Credit: Stephen Fowler | GPB News
Political Rewind: Georgia officials to testify in front of Jan. 6 committee; View of country bleak
Chuck Kuck — Immigration lawyer
Eric Tanenblatt — Global Chair of Public Policy, Dentons
Kevin Riley —Editor, The Atlanta Journal-Constitution
Melita Easters — Executive director, Georgia's WIN List
1. Key Georgia figures are set to appear in the Jan. 6 committee hearings starting tonight.
- Days after his testimony in Fulton County's investigation, Brad Raffensperger will appear in D.C. along with other officials from Georgia.
- Liz Cheney, one of two Republicans on the committee, has opposed her party's stance of disregarding Jan. 6.
- Chuck Kuck called Republican refusal to cooperate with the committee "a great mistake" and said that Cheney's questioning is "going to be a problem for Republicans."
2. The hearings will likely shape Georgians' minds as they vote in November.
- Since candidates like Kemp and Raffensperger enjoyed a large pool of crossover votes, state Democrats might face difficulty in bashing Republican candidates that voters view as moderates.
- In the Democratic Secretary of State debate, state Rep. Bee Nguyen and former state Rep. Dee Dawkins-Haigler both targeted Raffensperger.
- Kevin Riley says that it's difficult to imagine that Raffensperger doesn't leave the hearings "stronger or with a higher profile" as a candidate.
- The hearings' impact on elections is an unknown.
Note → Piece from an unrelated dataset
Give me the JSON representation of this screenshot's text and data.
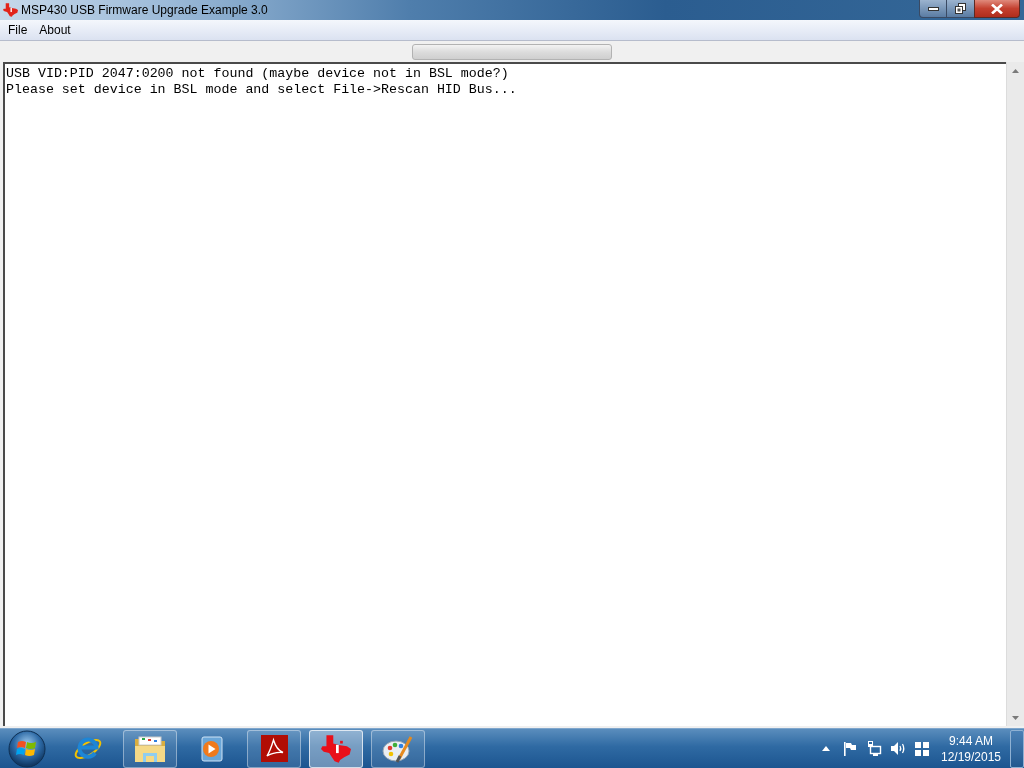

As Americans struggle with mass shootings, inflation, and high gas prices, Republicans look to pull attention away from the hearings in favor of campaigning on current issues.
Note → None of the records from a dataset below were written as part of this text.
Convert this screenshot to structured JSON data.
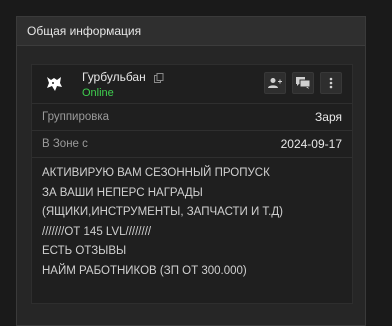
{
  "panel": {
    "title": "Общая информация"
  },
  "profile": {
    "name": "Гурбульбан",
    "status": "Online",
    "avatar_icon": "wolf-icon",
    "status_color": "#3fcf4f"
  },
  "actions": [
    {
      "icon": "add-friend-icon"
    },
    {
      "icon": "chat-icon"
    },
    {
      "icon": "more-vertical-icon"
    }
  ],
  "fields": {
    "group": {
      "label": "Группировка",
      "value": "Заря"
    },
    "zone": {
      "label": "В Зоне с",
      "value": "2024-09-17"
    }
  },
  "description": {
    "lines": [
      "АКТИВИРУЮ ВАМ СЕЗОННЫЙ ПРОПУСК",
      "ЗА ВАШИ НЕПЕРС НАГРАДЫ",
      "(ЯЩИКИ,ИНСТРУМЕНТЫ, ЗАПЧАСТИ И Т.Д)",
      "///////ОТ 145 LVL////////",
      "ЕСТЬ ОТЗЫВЫ",
      "НАЙМ РАБОТНИКОВ (ЗП ОТ 300.000)"
    ]
  }
}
3. A new poll from the Wall Street Journal shows that a large majority of Americans are dissatisfied with the state of the country.
- The poll shares some unsettling statistics. 83% of over a thousand respondents describe the economy as poor or not good. 38% percent of respondents say that their financial situation has gotten worse in the past few years.
- Eric Tanenblatt says this might precede a swing towards Republicans as midterms approach.
- Issues like abortion may divide voters not only along party lines, but along other demographic lines.
- From Melita Easters, "We also believe that some of the moderate suburban women who may have voted Republican in the past will think about reproductive freedom for themselves and their daughters and vote for Democratic pro-choice candidates."
Tonight's Jan. 6 Commission hearing will be available live on GPB-TV, GPB radio and on our website at GPB.org. Coverage starts at 8 p.m.